But are egg donor ads accurate? This article investigates. We invited Hillary Alberta-Sherer, a PhD candidate at Georgia Tech’s School of Public Policy, to take a close look at some egg donor ads from a feminist perspective.
Recently, we published this story about how things went south after a member donated her eggs to her aunt. Shortly after, this email popped into my inbox:
Hi, I just read the heartbreaking story posted on We Are Egg Donors about a woman donating eggs to her aunt and having it go so horribly! I really think that is awful.
I also donated to my aunt (my mother’s first cousin, to be technical). My experience was very different and has been very positive. If you have any interest in sharing another perspective on a similar situation, I’d be happy to share.
We are honored to share Carter’s story here.
Once she realized she couldn’t change my mind, her cheery, friendly demeanor quickly fell. She told me I would now be responsible for paying for all of the screenings, exams, etc. and would call me back with a number. Within minutes, she called me back requesting $3400 in ten days! Ok firstly, if I had an extra $3400 laying around I wouldn’t be trying to donate in the first place.
Recently, an Ivy League egg donor and We are Egg Donors member attended one of the much-buzzed-about egg freezing “parties” held by EggBanxx at the Harvard Club of New York City. (And by “parties,” I mean a loosely factual marketing event about commercial egg freezing — complete with free booze.) Here’s her trip report. This is the first installment of our Egg Freezing series.
When my body was pumped full of hormones to stimulate my ovarian follicles — matured for the purpose of giving another woman a chance to be a mother — part of me changed as well. For the first time in my life, I had a desire to be pregnant. I started to think about carrying a child and being a mother in a very different way. Dialogue began between my wife and I and our plans for future parenthood took a different path.

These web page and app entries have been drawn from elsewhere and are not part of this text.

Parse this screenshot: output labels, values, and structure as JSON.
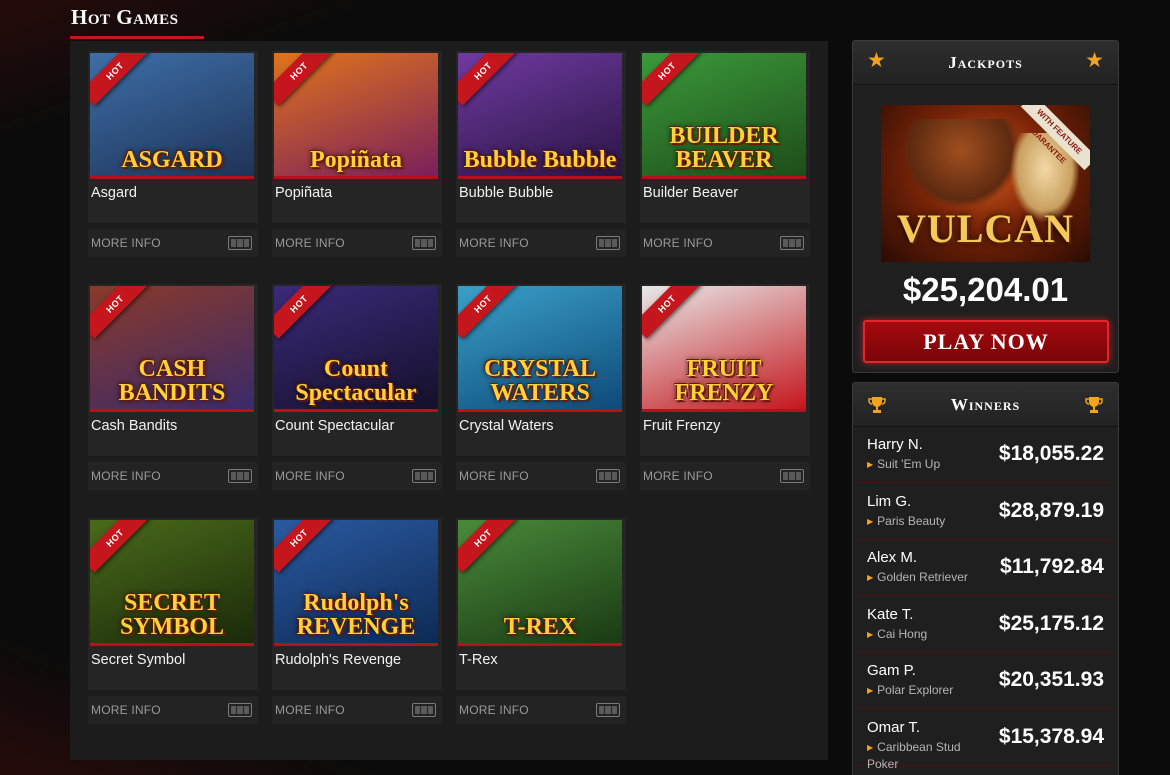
{
  "section": {
    "title": "Hot Games"
  },
  "games": [
    {
      "name": "Asgard",
      "thumb_title": "ASGARD",
      "badge": "HOT",
      "more_info": "MORE INFO",
      "bg": [
        "#3d6fa8",
        "#1f3357"
      ]
    },
    {
      "name": "Popiñata",
      "thumb_title": "Popiñata",
      "badge": "HOT",
      "more_info": "MORE INFO",
      "bg": [
        "#e0741c",
        "#7a1f5c"
      ]
    },
    {
      "name": "Bubble Bubble",
      "thumb_title": "Bubble Bubble",
      "badge": "HOT",
      "more_info": "MORE INFO",
      "bg": [
        "#6f3aa0",
        "#2a1444"
      ]
    },
    {
      "name": "Builder Beaver",
      "thumb_title": "BUILDER BEAVER",
      "badge": "HOT",
      "more_info": "MORE INFO",
      "bg": [
        "#3b9a3a",
        "#1e4d1a"
      ]
    },
    {
      "name": "Cash Bandits",
      "thumb_title": "CASH BANDITS",
      "badge": "HOT",
      "more_info": "MORE INFO",
      "bg": [
        "#8a3a2a",
        "#3a2a6a"
      ]
    },
    {
      "name": "Count Spectacular",
      "thumb_title": "Count Spectacular",
      "badge": "HOT",
      "more_info": "MORE INFO",
      "bg": [
        "#3b2a7a",
        "#14102a"
      ]
    },
    {
      "name": "Crystal Waters",
      "thumb_title": "CRYSTAL WATERS",
      "badge": "HOT",
      "more_info": "MORE INFO",
      "bg": [
        "#3aa0c8",
        "#0e4a7a"
      ]
    },
    {
      "name": "Fruit Frenzy",
      "thumb_title": "FRUIT FRENZY",
      "badge": "HOT",
      "more_info": "MORE INFO",
      "bg": [
        "#e8e8e8",
        "#c4161c"
      ]
    },
    {
      "name": "Secret Symbol",
      "thumb_title": "SECRET SYMBOL",
      "badge": "HOT",
      "more_info": "MORE INFO",
      "bg": [
        "#4a6a1a",
        "#1a2a0a"
      ]
    },
    {
      "name": "Rudolph's Revenge",
      "thumb_title": "Rudolph's REVENGE",
      "badge": "HOT",
      "more_info": "MORE INFO",
      "bg": [
        "#2a5aa0",
        "#0e2a55"
      ]
    },
    {
      "name": "T-Rex",
      "thumb_title": "T-REX",
      "badge": "HOT",
      "more_info": "MORE INFO",
      "bg": [
        "#4a8a3a",
        "#1a3a14"
      ]
    }
  ],
  "jackpots": {
    "title": "Jackpots",
    "image_title": "VULCAN",
    "image_ribbon": "WITH FEATURE GUARANTEE",
    "amount": "$25,204.01",
    "play_button": "PLAY NOW"
  },
  "winners": {
    "title": "Winners",
    "list": [
      {
        "name": "Harry N.",
        "game": "Suit 'Em Up",
        "amount": "$18,055.22"
      },
      {
        "name": "Lim G.",
        "game": "Paris Beauty",
        "amount": "$28,879.19"
      },
      {
        "name": "Alex M.",
        "game": "Golden Retriever",
        "amount": "$11,792.84"
      },
      {
        "name": "Kate T.",
        "game": "Cai Hong",
        "amount": "$25,175.12"
      },
      {
        "name": "Gam P.",
        "game": "Polar Explorer",
        "amount": "$20,351.93"
      },
      {
        "name": "Omar T.",
        "game": "Caribbean Stud Poker",
        "amount": "$15,378.94"
      }
    ]
  },
  "colors": {
    "accent_red": "#c4161c",
    "gold": "#f3a31c",
    "panel": "#1c1c1c"
  },
  "icons": {
    "star": "star-icon",
    "trophy": "trophy-icon",
    "slot": "slot-machine-icon"
  }
}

Recently, I made what some would call a “bold choice” by trying to find the families who received my donated eggs. I wrote an article titled “To the Parents Raising My Eggs,” which was meant to reach out to those families and hopefully encourage them to contact me.